# Required action
For the listing below, show each line that includes the string "this".

-*-

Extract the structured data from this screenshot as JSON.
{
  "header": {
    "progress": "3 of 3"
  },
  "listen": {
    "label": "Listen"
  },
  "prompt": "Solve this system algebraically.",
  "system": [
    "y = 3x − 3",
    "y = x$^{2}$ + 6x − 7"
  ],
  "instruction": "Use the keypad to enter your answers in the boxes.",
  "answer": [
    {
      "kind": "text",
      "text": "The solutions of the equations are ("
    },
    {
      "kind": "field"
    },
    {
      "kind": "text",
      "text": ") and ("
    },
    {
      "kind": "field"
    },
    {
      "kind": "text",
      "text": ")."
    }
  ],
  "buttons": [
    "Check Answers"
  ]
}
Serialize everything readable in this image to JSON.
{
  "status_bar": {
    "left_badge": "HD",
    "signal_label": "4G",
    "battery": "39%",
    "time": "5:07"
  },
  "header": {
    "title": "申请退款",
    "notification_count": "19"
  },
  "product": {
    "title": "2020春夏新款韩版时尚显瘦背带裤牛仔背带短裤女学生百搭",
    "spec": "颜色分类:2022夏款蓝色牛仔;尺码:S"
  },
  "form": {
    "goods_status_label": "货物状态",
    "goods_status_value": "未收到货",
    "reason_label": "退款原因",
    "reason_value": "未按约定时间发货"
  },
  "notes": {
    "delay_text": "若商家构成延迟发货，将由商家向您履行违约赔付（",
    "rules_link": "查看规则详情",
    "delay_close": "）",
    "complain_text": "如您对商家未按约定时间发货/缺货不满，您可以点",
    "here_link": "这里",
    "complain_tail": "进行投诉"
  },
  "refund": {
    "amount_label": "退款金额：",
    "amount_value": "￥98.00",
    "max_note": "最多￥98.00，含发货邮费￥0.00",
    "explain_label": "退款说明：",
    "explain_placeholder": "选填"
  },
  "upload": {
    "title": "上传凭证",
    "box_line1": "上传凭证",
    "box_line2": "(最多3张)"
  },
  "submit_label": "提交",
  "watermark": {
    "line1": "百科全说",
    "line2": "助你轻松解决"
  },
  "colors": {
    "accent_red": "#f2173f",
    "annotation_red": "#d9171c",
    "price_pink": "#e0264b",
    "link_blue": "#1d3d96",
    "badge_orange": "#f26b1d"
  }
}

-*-

# Reply to the exercise
Extract the structured data from this screenshot as JSON.
  "prompt": "Solve this system algebraically.",
Serialize everything readable in this image to JSON.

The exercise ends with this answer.